(Beginning of Data)

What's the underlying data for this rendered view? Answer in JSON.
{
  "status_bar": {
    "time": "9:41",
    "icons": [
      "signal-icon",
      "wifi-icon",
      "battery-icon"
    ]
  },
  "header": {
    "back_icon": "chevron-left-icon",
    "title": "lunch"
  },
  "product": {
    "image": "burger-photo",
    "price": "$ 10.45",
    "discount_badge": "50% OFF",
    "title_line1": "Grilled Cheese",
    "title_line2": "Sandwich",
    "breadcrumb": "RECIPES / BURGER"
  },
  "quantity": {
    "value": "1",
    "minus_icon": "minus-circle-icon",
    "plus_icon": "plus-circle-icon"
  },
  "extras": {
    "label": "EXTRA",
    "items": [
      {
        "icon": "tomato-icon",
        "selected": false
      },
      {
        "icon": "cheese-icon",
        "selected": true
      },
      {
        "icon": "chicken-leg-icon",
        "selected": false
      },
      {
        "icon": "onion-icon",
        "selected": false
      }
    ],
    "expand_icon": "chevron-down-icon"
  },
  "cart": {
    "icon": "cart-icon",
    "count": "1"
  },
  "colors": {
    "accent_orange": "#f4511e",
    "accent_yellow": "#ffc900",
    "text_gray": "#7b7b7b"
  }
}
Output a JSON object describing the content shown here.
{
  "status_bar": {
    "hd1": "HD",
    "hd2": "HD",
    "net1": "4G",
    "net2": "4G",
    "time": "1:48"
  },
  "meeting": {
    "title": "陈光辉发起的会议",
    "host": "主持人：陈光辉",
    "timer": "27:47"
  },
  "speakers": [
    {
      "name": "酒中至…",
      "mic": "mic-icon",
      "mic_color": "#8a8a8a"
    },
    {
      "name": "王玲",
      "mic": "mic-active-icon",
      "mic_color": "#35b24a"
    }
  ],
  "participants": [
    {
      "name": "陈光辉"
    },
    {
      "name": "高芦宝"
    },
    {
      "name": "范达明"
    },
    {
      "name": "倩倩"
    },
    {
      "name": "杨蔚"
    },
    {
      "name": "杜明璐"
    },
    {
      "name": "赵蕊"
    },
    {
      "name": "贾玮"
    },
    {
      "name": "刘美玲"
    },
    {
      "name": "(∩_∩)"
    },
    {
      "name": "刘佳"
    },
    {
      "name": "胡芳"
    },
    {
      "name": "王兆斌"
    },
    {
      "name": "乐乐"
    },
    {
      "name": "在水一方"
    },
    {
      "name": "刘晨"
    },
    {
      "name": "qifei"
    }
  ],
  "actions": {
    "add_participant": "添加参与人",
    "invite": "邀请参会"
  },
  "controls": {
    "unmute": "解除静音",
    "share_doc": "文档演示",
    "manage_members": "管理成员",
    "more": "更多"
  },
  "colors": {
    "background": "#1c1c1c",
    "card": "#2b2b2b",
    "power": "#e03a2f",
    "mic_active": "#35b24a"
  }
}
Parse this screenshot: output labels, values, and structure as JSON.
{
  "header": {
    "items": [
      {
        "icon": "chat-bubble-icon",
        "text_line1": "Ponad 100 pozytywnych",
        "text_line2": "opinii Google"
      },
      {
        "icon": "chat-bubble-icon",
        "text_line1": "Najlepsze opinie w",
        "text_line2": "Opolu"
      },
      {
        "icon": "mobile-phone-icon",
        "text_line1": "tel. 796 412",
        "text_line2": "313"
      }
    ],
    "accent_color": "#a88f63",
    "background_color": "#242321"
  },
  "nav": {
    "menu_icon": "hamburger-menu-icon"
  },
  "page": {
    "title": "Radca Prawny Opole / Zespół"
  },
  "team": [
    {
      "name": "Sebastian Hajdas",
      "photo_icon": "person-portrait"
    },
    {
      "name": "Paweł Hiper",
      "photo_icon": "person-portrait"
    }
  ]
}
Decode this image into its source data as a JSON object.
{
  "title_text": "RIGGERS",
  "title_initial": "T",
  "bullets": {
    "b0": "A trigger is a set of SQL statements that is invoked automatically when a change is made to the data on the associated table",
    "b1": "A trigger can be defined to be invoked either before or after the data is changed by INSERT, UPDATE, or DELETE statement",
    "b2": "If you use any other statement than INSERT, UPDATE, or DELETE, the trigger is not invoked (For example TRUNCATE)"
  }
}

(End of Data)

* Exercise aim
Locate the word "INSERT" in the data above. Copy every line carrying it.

* Result of this task
    "b1": "A trigger can be defined to be invoked either before or after the data is changed by INSERT, UPDATE, or DELETE statement",
    "b2": "If you use any other statement than INSERT, UPDATE, or DELETE, the trigger is not invoked (For example TRUNCATE)"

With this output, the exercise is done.